Top of DATASET

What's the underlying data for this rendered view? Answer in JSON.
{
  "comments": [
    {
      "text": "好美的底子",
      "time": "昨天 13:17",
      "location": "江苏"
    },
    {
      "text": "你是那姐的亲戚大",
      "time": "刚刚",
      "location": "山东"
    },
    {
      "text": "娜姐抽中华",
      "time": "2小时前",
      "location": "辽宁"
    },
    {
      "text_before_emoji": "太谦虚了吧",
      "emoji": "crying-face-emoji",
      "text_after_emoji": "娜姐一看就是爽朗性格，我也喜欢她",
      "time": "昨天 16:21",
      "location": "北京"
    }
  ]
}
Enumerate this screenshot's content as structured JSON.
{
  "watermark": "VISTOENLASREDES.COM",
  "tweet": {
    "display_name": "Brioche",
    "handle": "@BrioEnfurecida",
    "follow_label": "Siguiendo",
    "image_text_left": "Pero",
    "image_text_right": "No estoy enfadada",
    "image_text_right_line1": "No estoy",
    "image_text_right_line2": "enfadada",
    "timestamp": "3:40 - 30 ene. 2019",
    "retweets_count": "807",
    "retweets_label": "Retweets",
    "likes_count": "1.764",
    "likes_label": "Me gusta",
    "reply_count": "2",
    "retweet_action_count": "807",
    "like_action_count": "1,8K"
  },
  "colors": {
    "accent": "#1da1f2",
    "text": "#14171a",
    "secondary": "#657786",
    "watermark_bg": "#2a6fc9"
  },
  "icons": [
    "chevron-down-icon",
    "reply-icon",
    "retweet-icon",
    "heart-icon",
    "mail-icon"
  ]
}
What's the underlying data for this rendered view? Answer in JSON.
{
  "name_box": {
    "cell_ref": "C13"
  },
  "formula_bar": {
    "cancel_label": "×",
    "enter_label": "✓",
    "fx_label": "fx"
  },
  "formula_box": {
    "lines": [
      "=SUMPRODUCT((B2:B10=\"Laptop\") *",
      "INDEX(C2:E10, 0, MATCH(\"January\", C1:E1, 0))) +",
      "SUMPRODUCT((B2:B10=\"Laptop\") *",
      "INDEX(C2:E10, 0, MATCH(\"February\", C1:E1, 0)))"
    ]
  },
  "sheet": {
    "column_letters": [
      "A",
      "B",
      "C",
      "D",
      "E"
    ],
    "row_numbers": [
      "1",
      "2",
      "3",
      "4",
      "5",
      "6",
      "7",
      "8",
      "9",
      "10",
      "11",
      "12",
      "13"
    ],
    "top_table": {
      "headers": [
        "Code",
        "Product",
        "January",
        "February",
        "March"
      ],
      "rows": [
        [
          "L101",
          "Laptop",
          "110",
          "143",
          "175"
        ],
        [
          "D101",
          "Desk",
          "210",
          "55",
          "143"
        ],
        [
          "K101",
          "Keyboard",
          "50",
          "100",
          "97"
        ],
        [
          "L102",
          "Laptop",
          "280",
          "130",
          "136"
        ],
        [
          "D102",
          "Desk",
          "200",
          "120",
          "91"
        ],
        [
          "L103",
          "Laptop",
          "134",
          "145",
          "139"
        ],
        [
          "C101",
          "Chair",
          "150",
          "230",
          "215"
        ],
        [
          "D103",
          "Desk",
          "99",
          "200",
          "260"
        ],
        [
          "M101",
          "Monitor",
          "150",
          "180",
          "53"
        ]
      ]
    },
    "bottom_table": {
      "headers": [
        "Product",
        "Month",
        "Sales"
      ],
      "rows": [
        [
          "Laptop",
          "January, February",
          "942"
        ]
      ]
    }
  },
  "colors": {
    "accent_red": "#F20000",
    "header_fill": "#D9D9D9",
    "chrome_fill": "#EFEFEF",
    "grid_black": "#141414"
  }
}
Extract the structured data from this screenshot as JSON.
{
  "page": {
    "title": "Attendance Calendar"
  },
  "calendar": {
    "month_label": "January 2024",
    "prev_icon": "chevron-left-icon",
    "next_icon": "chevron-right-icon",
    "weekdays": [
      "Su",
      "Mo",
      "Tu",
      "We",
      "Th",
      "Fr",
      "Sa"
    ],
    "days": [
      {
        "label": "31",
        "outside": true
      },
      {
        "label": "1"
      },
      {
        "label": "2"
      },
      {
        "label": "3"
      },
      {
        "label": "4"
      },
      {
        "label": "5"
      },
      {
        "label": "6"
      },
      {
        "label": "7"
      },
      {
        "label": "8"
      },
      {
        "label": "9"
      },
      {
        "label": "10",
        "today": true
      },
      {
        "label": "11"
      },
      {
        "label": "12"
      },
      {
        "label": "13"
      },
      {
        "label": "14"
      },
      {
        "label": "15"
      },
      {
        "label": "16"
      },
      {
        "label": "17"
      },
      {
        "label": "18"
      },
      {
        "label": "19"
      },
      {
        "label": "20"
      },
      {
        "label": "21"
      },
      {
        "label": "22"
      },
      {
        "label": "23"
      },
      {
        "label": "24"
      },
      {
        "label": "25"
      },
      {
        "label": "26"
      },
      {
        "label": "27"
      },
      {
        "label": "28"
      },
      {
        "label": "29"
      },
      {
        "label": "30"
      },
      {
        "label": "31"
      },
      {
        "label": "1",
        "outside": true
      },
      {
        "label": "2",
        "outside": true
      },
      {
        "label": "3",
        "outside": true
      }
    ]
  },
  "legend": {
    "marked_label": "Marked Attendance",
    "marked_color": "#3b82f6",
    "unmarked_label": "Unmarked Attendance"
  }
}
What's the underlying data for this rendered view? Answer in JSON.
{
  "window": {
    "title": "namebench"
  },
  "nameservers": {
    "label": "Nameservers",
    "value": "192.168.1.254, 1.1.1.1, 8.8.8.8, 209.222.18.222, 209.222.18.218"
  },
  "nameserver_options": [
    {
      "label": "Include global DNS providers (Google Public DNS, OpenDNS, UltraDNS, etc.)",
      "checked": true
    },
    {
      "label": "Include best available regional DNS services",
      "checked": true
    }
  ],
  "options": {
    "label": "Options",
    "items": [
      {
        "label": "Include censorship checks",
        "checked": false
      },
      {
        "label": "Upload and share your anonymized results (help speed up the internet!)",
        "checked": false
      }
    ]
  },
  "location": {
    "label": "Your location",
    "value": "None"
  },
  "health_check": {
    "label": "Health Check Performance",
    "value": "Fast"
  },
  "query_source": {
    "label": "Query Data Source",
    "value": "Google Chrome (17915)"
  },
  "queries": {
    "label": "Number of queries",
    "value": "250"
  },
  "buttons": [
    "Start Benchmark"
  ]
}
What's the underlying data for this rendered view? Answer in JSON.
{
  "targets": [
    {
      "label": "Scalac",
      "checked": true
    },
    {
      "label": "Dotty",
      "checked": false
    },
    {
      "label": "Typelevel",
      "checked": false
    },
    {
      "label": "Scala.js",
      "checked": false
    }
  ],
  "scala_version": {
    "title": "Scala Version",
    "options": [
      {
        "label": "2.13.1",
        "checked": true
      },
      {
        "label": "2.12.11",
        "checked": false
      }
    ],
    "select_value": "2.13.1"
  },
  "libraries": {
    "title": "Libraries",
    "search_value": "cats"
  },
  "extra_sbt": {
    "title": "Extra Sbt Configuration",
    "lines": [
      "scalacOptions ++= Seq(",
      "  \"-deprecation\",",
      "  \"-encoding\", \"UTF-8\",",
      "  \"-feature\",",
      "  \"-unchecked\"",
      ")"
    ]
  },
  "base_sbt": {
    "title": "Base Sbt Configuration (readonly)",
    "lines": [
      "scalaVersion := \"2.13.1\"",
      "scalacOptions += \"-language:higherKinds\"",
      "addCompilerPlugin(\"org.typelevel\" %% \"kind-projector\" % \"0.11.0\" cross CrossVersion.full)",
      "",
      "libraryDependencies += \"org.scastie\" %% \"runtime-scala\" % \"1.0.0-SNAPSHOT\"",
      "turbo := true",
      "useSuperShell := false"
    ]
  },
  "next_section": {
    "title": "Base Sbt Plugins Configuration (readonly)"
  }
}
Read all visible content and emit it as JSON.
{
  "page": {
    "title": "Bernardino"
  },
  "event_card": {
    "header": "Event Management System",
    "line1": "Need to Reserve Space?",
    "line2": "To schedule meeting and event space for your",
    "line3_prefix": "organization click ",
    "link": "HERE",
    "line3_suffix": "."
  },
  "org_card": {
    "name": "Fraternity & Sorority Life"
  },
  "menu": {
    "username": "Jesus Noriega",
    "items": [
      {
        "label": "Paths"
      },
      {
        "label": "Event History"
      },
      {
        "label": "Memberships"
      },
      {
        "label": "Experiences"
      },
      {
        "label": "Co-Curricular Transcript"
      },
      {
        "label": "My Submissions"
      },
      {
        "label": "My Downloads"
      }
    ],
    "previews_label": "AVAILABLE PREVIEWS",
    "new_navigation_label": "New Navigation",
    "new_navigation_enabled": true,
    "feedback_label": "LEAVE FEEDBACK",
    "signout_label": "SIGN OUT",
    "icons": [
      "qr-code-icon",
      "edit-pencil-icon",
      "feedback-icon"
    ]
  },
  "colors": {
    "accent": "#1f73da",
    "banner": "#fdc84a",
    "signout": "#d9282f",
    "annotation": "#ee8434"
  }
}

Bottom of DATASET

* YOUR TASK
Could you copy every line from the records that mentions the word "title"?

* OUTPUT
    "title": "Attendance Calendar"
    "title": "namebench"
    "title": "Scala Version",
    "title": "Libraries",
    "title": "Extra Sbt Configuration",
    "title": "Base Sbt Configuration (readonly)",
    "title": "Base Sbt Plugins Configuration (readonly)"
    "title": "Bernardino"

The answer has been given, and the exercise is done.